Soyinka’s exploration of gender as a key factor in power is linked to the characters’ marital possibilities. Lakunle’s ego convinces him that Sidi is certain to choose him, so he ignores the very evident power dynamics. Although Baroka (also called the Bale) is very different from Lakunle in many ways, both men make assumptions about male dominance. Neither Sidi nor Sadiku accepts the simplistic notion that men control every aspect of society, and they employ diverse methods of showing how much power they have.
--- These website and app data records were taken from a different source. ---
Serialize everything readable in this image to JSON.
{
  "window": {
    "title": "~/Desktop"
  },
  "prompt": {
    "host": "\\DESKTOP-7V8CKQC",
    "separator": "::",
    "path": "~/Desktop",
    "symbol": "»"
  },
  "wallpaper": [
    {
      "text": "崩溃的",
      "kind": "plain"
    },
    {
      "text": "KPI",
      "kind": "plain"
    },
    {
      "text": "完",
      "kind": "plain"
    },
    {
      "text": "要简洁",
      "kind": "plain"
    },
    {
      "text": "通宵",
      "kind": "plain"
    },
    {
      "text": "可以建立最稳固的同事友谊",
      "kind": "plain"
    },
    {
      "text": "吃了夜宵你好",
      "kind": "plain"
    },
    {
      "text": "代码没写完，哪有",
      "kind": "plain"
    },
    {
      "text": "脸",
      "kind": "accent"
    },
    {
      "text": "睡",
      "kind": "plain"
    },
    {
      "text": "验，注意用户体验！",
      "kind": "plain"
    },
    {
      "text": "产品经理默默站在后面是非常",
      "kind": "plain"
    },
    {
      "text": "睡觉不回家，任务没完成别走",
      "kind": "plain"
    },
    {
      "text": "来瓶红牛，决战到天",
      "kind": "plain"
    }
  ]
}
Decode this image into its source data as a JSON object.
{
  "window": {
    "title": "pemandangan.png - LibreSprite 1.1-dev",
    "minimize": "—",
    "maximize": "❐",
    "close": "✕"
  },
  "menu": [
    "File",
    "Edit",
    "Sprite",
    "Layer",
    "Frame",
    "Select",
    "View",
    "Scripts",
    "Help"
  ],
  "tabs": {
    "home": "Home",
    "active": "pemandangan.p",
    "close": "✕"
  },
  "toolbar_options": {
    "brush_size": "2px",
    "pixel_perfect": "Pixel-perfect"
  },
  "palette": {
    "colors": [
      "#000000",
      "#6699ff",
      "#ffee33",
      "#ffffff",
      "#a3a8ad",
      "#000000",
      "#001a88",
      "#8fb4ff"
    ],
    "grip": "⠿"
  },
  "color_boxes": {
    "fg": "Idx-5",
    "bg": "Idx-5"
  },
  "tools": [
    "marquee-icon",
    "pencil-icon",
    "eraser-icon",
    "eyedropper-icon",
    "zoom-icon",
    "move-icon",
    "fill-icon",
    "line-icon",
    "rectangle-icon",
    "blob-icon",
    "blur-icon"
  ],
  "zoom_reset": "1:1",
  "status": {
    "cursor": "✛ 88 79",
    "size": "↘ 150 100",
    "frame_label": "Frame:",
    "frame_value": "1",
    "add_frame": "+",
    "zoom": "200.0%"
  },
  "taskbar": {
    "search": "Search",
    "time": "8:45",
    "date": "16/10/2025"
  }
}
The theme of modernity and tradition as competing forces was a prominent issue in Soyinka’s day. Lakunle is the primary representative of modernity, which the playwright presents as a mixed blessing. Sidi is a modern woman in many regards, but she also acutely perceives the benefits of traditional lifeways. Similarly, while the Bale embodies tradition, he is shown as open to those aspects of change that are likely to prove beneficial to him and many villagers. His senior wife, Sadiku, actively supports the traditional polygamous marriage and convinces Sidi to see its benefits. Sidi’s decision to choose Baroka over Lakunle, despite the older man's sexual assault, shows her view that women may have more advantates in traditional than modern marital arrangements.